→ **HOW TO COMPLETE THIS TASK**: The entries are to be repeated exactly, with all pictures omitted.
§ §
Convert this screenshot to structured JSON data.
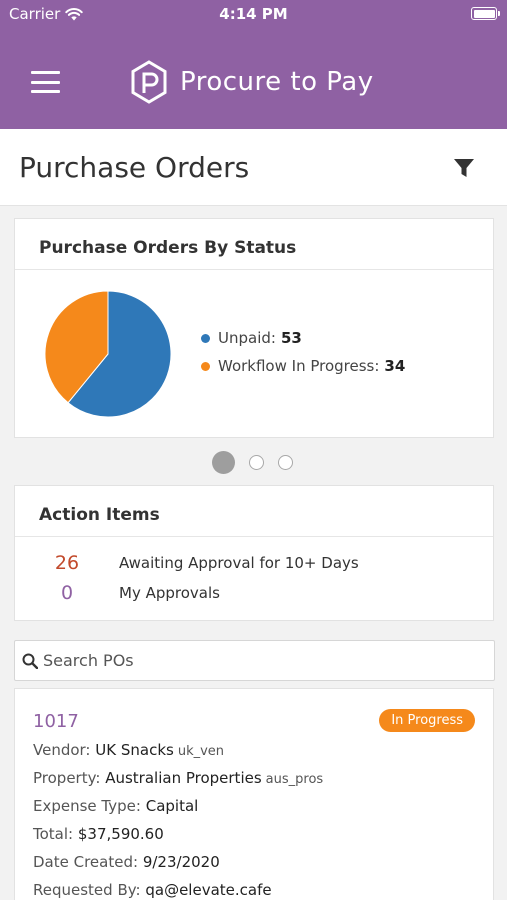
{
  "status_bar": {
    "carrier": "Carrier",
    "time": "4:14 PM"
  },
  "app": {
    "title": "Procure to Pay"
  },
  "page": {
    "title": "Purchase Orders"
  },
  "status_chart": {
    "title": "Purchase Orders By Status",
    "legend": [
      {
        "label": "Unpaid:",
        "value": "53",
        "color": "#2f78b8"
      },
      {
        "label": "Workflow In Progress:",
        "value": "34",
        "color": "#f5891b"
      }
    ]
  },
  "chart_data": {
    "type": "pie",
    "title": "Purchase Orders By Status",
    "categories": [
      "Unpaid",
      "Workflow In Progress"
    ],
    "values": [
      53,
      34
    ],
    "colors": [
      "#2f78b8",
      "#f5891b"
    ]
  },
  "pager": {
    "pages": 3,
    "active": 1
  },
  "action_items": {
    "title": "Action Items",
    "rows": [
      {
        "count": "26",
        "label": "Awaiting Approval for 10+ Days"
      },
      {
        "count": "0",
        "label": "My Approvals"
      }
    ]
  },
  "search": {
    "placeholder": "Search POs"
  },
  "po": {
    "number": "1017",
    "status": "In Progress",
    "vendor_label": "Vendor:",
    "vendor": "UK Snacks",
    "vendor_code": "uk_ven",
    "property_label": "Property:",
    "property": "Australian Properties",
    "property_code": "aus_pros",
    "expense_label": "Expense Type:",
    "expense": "Capital",
    "total_label": "Total:",
    "total": "$37,590.60",
    "date_label": "Date Created:",
    "date": "9/23/2020",
    "requested_label": "Requested By:",
    "requested": "qa@elevate.cafe"
  },
  "colors": {
    "brand": "#8f61a3",
    "accent_orange": "#f5891b",
    "pie_blue": "#2f78b8",
    "alert_red": "#c24a2c"
  }
}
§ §
→ **YOUR SOLUTION**:
Convert this screenshot to structured JSON data.
{
  "status_bar": {
    "carrier": "Carrier",
    "time": "4:14 PM"
  },
  "app": {
    "title": "Procure to Pay"
  },
  "page": {
    "title": "Purchase Orders"
  },
  "status_chart": {
    "title": "Purchase Orders By Status",
    "legend": [
      {
        "label": "Unpaid:",
        "value": "53",
        "color": "#2f78b8"
      },
      {
        "label": "Workflow In Progress:",
        "value": "34",
        "color": "#f5891b"
      }
    ]
  },
  "chart_data": {
    "type": "pie",
    "title": "Purchase Orders By Status",
    "categories": [
      "Unpaid",
      "Workflow In Progress"
    ],
    "values": [
      53,
      34
    ],
    "colors": [
      "#2f78b8",
      "#f5891b"
    ]
  },
  "pager": {
    "pages": 3,
    "active": 1
  },
  "action_items": {
    "title": "Action Items",
    "rows": [
      {
        "count": "26",
        "label": "Awaiting Approval for 10+ Days"
      },
      {
        "count": "0",
        "label": "My Approvals"
      }
    ]
  },
  "search": {
    "placeholder": "Search POs"
  },
  "po": {
    "number": "1017",
    "status": "In Progress",
    "vendor_label": "Vendor:",
    "vendor": "UK Snacks",
    "vendor_code": "uk_ven",
    "property_label": "Property:",
    "property": "Australian Properties",
    "property_code": "aus_pros",
    "expense_label": "Expense Type:",
    "expense": "Capital",
    "total_label": "Total:",
    "total": "$37,590.60",
    "date_label": "Date Created:",
    "date": "9/23/2020",
    "requested_label": "Requested By:",
    "requested": "qa@elevate.cafe"
  },
  "colors": {
    "brand": "#8f61a3",
    "accent_orange": "#f5891b",
    "pie_blue": "#2f78b8",
    "alert_red": "#c24a2c"
  }
}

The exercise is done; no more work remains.